- WORK TO BE COMPLETED:
Nothing but the exact text of the entries should appear in your answer; pictures stay out.

- GIVEN DATA:
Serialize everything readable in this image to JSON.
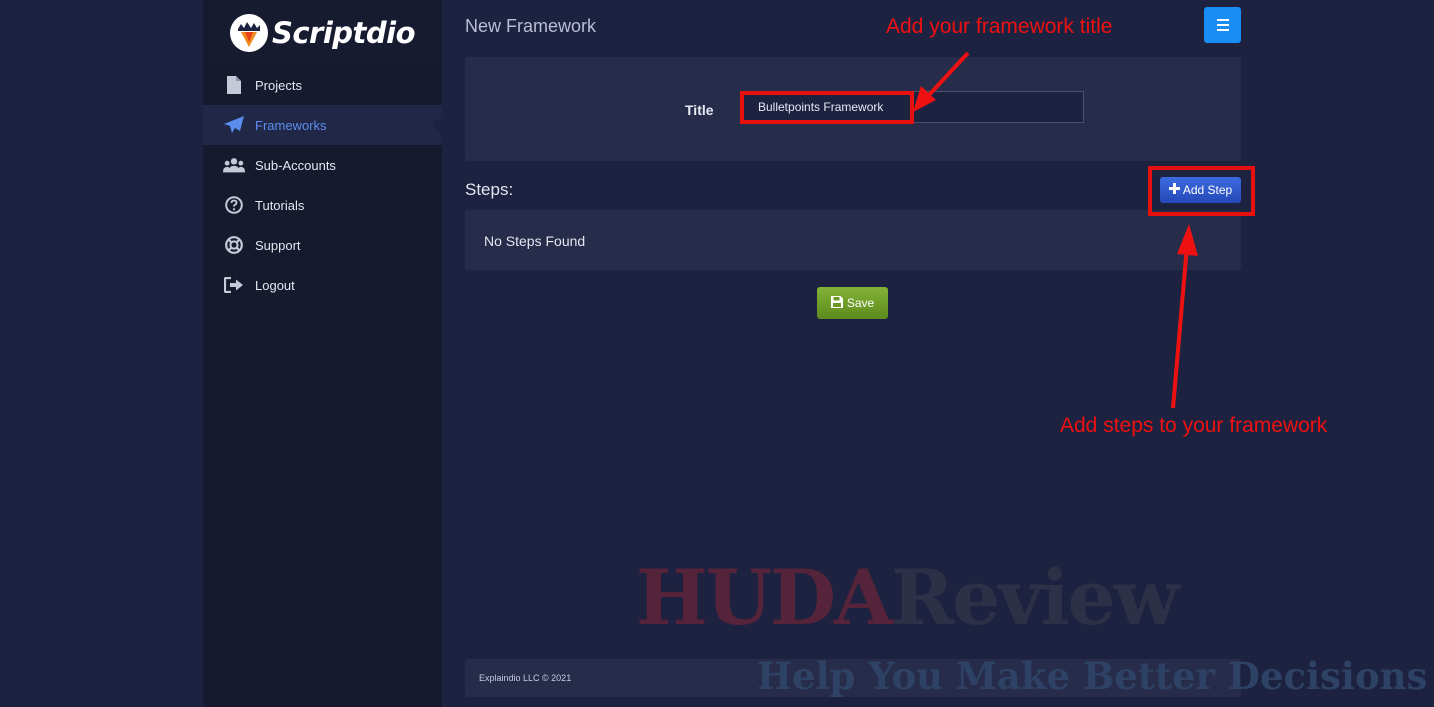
{
  "brand": {
    "name": "Scriptdio"
  },
  "sidebar": {
    "items": [
      {
        "label": "Projects",
        "icon": "file-icon",
        "active": false
      },
      {
        "label": "Frameworks",
        "icon": "paper-plane-icon",
        "active": true
      },
      {
        "label": "Sub-Accounts",
        "icon": "users-icon",
        "active": false
      },
      {
        "label": "Tutorials",
        "icon": "question-circle-icon",
        "active": false
      },
      {
        "label": "Support",
        "icon": "lifebuoy-icon",
        "active": false
      },
      {
        "label": "Logout",
        "icon": "sign-out-icon",
        "active": false
      }
    ]
  },
  "header": {
    "title": "New Framework",
    "menu_icon": "hamburger-icon"
  },
  "form": {
    "title_label": "Title",
    "title_value": "Bulletpoints Framework"
  },
  "steps": {
    "label": "Steps:",
    "add_label": "Add Step",
    "empty_text": "No Steps Found"
  },
  "actions": {
    "save_label": "Save"
  },
  "footer": {
    "text": "Explaindio LLC © 2021"
  },
  "annotations": {
    "title_hint": "Add your framework title",
    "steps_hint": "Add steps to your framework"
  },
  "watermark": {
    "part1": "HUDA",
    "part2": "Review",
    "tagline": "Help You Make Better Decisions"
  },
  "colors": {
    "background": "#1d2240",
    "sidebar": "#161a2e",
    "accent_blue": "#1a8cf5",
    "active_nav": "#5b8def",
    "save_green": "#6fa128",
    "annotation_red": "#ee1111"
  }
}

- SOLUTION BELOW:
Serialize everything readable in this image to JSON.
{
  "brand": {
    "name": "Scriptdio"
  },
  "sidebar": {
    "items": [
      {
        "label": "Projects",
        "icon": "file-icon",
        "active": false
      },
      {
        "label": "Frameworks",
        "icon": "paper-plane-icon",
        "active": true
      },
      {
        "label": "Sub-Accounts",
        "icon": "users-icon",
        "active": false
      },
      {
        "label": "Tutorials",
        "icon": "question-circle-icon",
        "active": false
      },
      {
        "label": "Support",
        "icon": "lifebuoy-icon",
        "active": false
      },
      {
        "label": "Logout",
        "icon": "sign-out-icon",
        "active": false
      }
    ]
  },
  "header": {
    "title": "New Framework",
    "menu_icon": "hamburger-icon"
  },
  "form": {
    "title_label": "Title",
    "title_value": "Bulletpoints Framework"
  },
  "steps": {
    "label": "Steps:",
    "add_label": "Add Step",
    "empty_text": "No Steps Found"
  },
  "actions": {
    "save_label": "Save"
  },
  "footer": {
    "text": "Explaindio LLC © 2021"
  },
  "annotations": {
    "title_hint": "Add your framework title",
    "steps_hint": "Add steps to your framework"
  },
  "watermark": {
    "part1": "HUDA",
    "part2": "Review",
    "tagline": "Help You Make Better Decisions"
  },
  "colors": {
    "background": "#1d2240",
    "sidebar": "#161a2e",
    "accent_blue": "#1a8cf5",
    "active_nav": "#5b8def",
    "save_green": "#6fa128",
    "annotation_red": "#ee1111"
  }
}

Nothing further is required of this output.